• What you should do:
Write down each of the records again, exactly and in full.
[[ Data for this task open ]]
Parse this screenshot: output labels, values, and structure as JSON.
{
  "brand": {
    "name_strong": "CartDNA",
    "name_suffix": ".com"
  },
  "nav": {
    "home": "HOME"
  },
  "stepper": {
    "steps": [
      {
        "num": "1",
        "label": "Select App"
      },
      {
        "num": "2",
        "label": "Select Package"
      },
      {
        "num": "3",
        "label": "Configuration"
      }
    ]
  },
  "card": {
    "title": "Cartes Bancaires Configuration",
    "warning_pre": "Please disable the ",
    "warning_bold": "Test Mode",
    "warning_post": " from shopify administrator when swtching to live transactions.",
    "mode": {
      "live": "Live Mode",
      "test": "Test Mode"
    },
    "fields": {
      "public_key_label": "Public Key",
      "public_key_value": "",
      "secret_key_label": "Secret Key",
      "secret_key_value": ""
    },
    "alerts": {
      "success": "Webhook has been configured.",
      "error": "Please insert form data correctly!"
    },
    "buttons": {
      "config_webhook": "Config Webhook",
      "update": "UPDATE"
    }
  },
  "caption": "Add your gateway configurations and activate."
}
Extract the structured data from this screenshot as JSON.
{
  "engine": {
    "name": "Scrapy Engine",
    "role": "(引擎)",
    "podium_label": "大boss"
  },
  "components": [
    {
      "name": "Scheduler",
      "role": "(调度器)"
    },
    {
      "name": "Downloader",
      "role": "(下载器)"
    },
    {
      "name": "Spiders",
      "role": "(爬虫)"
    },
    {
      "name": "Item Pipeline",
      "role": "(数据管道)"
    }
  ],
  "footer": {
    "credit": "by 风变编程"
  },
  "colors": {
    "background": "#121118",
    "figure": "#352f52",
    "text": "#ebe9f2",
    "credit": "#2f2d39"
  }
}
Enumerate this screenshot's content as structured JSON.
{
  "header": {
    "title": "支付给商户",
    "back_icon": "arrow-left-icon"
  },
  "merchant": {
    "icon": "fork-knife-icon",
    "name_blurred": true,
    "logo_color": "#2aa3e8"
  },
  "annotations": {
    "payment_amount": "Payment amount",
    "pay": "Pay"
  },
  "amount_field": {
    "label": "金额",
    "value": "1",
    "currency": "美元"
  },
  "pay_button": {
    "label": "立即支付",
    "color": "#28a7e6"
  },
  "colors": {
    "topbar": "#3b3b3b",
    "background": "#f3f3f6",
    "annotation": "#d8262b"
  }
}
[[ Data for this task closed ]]
• Solution for this task:
Parse this screenshot: output labels, values, and structure as JSON.
{
  "brand": {
    "name_strong": "CartDNA",
    "name_suffix": ".com"
  },
  "nav": {
    "home": "HOME"
  },
  "stepper": {
    "steps": [
      {
        "num": "1",
        "label": "Select App"
      },
      {
        "num": "2",
        "label": "Select Package"
      },
      {
        "num": "3",
        "label": "Configuration"
      }
    ]
  },
  "card": {
    "title": "Cartes Bancaires Configuration",
    "warning_pre": "Please disable the ",
    "warning_bold": "Test Mode",
    "warning_post": " from shopify administrator when swtching to live transactions.",
    "mode": {
      "live": "Live Mode",
      "test": "Test Mode"
    },
    "fields": {
      "public_key_label": "Public Key",
      "public_key_value": "",
      "secret_key_label": "Secret Key",
      "secret_key_value": ""
    },
    "alerts": {
      "success": "Webhook has been configured.",
      "error": "Please insert form data correctly!"
    },
    "buttons": {
      "config_webhook": "Config Webhook",
      "update": "UPDATE"
    }
  },
  "caption": "Add your gateway configurations and activate."
}
Extract the structured data from this screenshot as JSON.
{
  "engine": {
    "name": "Scrapy Engine",
    "role": "(引擎)",
    "podium_label": "大boss"
  },
  "components": [
    {
      "name": "Scheduler",
      "role": "(调度器)"
    },
    {
      "name": "Downloader",
      "role": "(下载器)"
    },
    {
      "name": "Spiders",
      "role": "(爬虫)"
    },
    {
      "name": "Item Pipeline",
      "role": "(数据管道)"
    }
  ],
  "footer": {
    "credit": "by 风变编程"
  },
  "colors": {
    "background": "#121118",
    "figure": "#352f52",
    "text": "#ebe9f2",
    "credit": "#2f2d39"
  }
}
Enumerate this screenshot's content as structured JSON.
{
  "header": {
    "title": "支付给商户",
    "back_icon": "arrow-left-icon"
  },
  "merchant": {
    "icon": "fork-knife-icon",
    "name_blurred": true,
    "logo_color": "#2aa3e8"
  },
  "annotations": {
    "payment_amount": "Payment amount",
    "pay": "Pay"
  },
  "amount_field": {
    "label": "金额",
    "value": "1",
    "currency": "美元"
  },
  "pay_button": {
    "label": "立即支付",
    "color": "#28a7e6"
  },
  "colors": {
    "topbar": "#3b3b3b",
    "background": "#f3f3f6",
    "annotation": "#d8262b"
  }
}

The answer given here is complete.